Font Whatling Trophy

 

Started in 2008 by EATMT in memory of the Worlingworth Swan's resident musician and stepper (1919-1998) who was also for a number of years a member of the Old Hat Concert Party and became well known at folk festivals around the country. The aim of this competition is to keep the older style of dancing with hard-soled shoes going and encourage a higher standard. Entrants are not permitted to wear clogs or tap shoes, and have to dance to two specific tunes: Pigeon on the Gate (hornpipe) and Oh, Joe, the Boat is Going Over (polka) played by the same musician for all dancers.

 

Font lived for many years in the house just over the road from the Swan, and played and stepped here on many occasions until his death in 1998. He became interested in playing the melodeon through Walter Read, a renowned local player. Read was blinded in the First World War, but had a tandem, and Font would often steer the two of them through the lanes to a pub that welcomed music. Later he teamed up with Wattie Wright and Eddie Woolnough as “The Three Ws”. Font and Wattie were known for their habit of stepping together, with their arms on each others shoulders, but Font’s personal party piece was to play the melodeon and step at the same time. His stepping style was very rhythmic, and is evident in the dancing of his sons. Font came to wider attention through recordings and books in the 1970s, and through outings around the country with the Old Hat Concert Party in the 1980s and 90s. Font's son Brian is usually on the judging panel for this competition.

 

Dancers are welcome to enter both competitions.

 

Judges include previous winners of the competitions and there are several prizes and certificates, including some specifically for children and newcomers.

 

General information about Stepdance Day

 

The postcode for the Worlingworth Swan is IP13 7HR. Telephone 01728 627772. For more details, a map and event the OS grid reference (TM224 682), have a look on the Suffolk CAMRA (Campaign for Real Ale) website.

 

The day is usually enhanced by the arrival of some pony-and-traps as well as a few tunes, songs, and food and fine beer from the pub. The stepdancing takes place in a marquee in the pub’s large garden. There’s plenty of room, but not too many chairs, so bring your own camping chairs if you wish. Simon Ritchie provides an introduction to stepdancing at around 1pm, and there are two competitions open to all-comers, starting at around 2pm. It’s a very informal day, when you are assured of seeing some of the best dancers around, and if you would like to have a go, it’s a good chance to do so, even if you’ve never done so before!

 

The event is free, but we do try and sell you a programme and some raffle tickets in order to cover costs and maybe raise some extra for the Trust. Donations of raffle prizes are gratefully received, either before the date, or on the day.

 

Stepdance Day 2012

 

A great turn-out of both dancers and audience on Sunday 29th July 2012, and most of us managed to stay dry despite the torrential downpour and thunder during the Steve Monk competition. This competition was won by Leo Temple, with Doreen West and Billy Heffer close behind. There were nine children in the competition this year, who all receive a certificate. The judging panel this year included Ella Beal, who won the entire competition last year, when she was eleven years old.

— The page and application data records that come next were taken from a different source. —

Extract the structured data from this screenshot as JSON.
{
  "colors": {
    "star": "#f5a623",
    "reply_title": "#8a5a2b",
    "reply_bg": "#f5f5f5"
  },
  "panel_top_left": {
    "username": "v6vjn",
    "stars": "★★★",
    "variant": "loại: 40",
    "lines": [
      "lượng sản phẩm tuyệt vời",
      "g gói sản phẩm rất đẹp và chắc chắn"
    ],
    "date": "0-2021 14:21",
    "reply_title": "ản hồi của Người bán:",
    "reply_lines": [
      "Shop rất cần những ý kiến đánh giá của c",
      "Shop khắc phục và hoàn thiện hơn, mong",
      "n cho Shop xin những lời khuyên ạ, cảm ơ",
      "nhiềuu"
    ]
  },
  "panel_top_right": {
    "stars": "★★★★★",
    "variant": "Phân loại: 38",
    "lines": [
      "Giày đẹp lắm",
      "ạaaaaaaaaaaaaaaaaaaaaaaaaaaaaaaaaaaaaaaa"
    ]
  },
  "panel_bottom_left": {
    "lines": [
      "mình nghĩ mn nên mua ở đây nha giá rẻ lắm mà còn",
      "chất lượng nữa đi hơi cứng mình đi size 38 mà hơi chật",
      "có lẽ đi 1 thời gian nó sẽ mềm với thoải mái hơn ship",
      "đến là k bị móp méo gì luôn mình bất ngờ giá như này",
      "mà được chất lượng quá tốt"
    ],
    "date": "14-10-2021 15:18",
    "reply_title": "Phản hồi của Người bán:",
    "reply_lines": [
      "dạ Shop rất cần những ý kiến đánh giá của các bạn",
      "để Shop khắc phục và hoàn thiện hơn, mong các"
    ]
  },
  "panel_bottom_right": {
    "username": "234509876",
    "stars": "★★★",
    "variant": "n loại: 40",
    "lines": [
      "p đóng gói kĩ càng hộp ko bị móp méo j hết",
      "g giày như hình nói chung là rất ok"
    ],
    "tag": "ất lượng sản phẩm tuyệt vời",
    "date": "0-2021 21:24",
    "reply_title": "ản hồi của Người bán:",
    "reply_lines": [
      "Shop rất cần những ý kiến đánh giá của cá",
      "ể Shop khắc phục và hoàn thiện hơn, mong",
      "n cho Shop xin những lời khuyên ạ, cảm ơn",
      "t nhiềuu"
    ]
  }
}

The Font Whatling Traditional Stepdance Trophy was won by Simon Ritchie (even though he had a "bad foot!") and runners up were Leo Temple and Doreen West.

 

Photos below: Mo Allum dancing to Steve Matthews, Marilyn Monk presenting trophies to Leo Temple (centre) and Alfie Matthews (right).

All taken by John Halliday on 29th July 2012.

 

 

  

 

Click here for more details of previous Stepdance Days.

 

 

 

Link to Previous Stepdance Days

 


Home      News      Diary of events    About EATMT     Friends of EATMT     

What are the musical traditions of East Anglia?

Traditional Music Day     Melodeons & More      Workshops, classes & schools      Community Projects       

          Profiles of traditional musicians        Research         Jig Dolls        Dulcimers     Stepdancing

Resources      Shop        Links      Press Room